--- START ---
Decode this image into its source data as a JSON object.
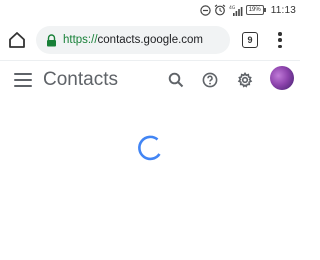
{
  "status_bar": {
    "time": "11:13",
    "battery": "19%",
    "network": "4G",
    "icons": [
      "minus-circle-icon",
      "alarm-icon",
      "network-signal-icon",
      "battery-icon"
    ]
  },
  "browser": {
    "url_scheme": "https://",
    "url_host": "contacts.google.com",
    "tab_count": "9",
    "icons": [
      "home-icon",
      "lock-icon",
      "tab-switcher-icon",
      "more-vert-icon"
    ],
    "colors": {
      "secure_green": "#188038",
      "pill_bg": "#f1f3f4"
    }
  },
  "app_bar": {
    "title": "Contacts",
    "icons": [
      "hamburger-menu-icon",
      "search-icon",
      "help-icon",
      "settings-icon",
      "account-avatar"
    ]
  },
  "main": {
    "loading": true,
    "spinner_color": "#4285f4"
  }
}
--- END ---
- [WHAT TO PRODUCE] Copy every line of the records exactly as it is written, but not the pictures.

- [SOLUTION TO THIS TASK]
Decode this image into its source data as a JSON object.
{
  "status_bar": {
    "time": "11:13",
    "battery": "19%",
    "network": "4G",
    "icons": [
      "minus-circle-icon",
      "alarm-icon",
      "network-signal-icon",
      "battery-icon"
    ]
  },
  "browser": {
    "url_scheme": "https://",
    "url_host": "contacts.google.com",
    "tab_count": "9",
    "icons": [
      "home-icon",
      "lock-icon",
      "tab-switcher-icon",
      "more-vert-icon"
    ],
    "colors": {
      "secure_green": "#188038",
      "pill_bg": "#f1f3f4"
    }
  },
  "app_bar": {
    "title": "Contacts",
    "icons": [
      "hamburger-menu-icon",
      "search-icon",
      "help-icon",
      "settings-icon",
      "account-avatar"
    ]
  },
  "main": {
    "loading": true,
    "spinner_color": "#4285f4"
  }
}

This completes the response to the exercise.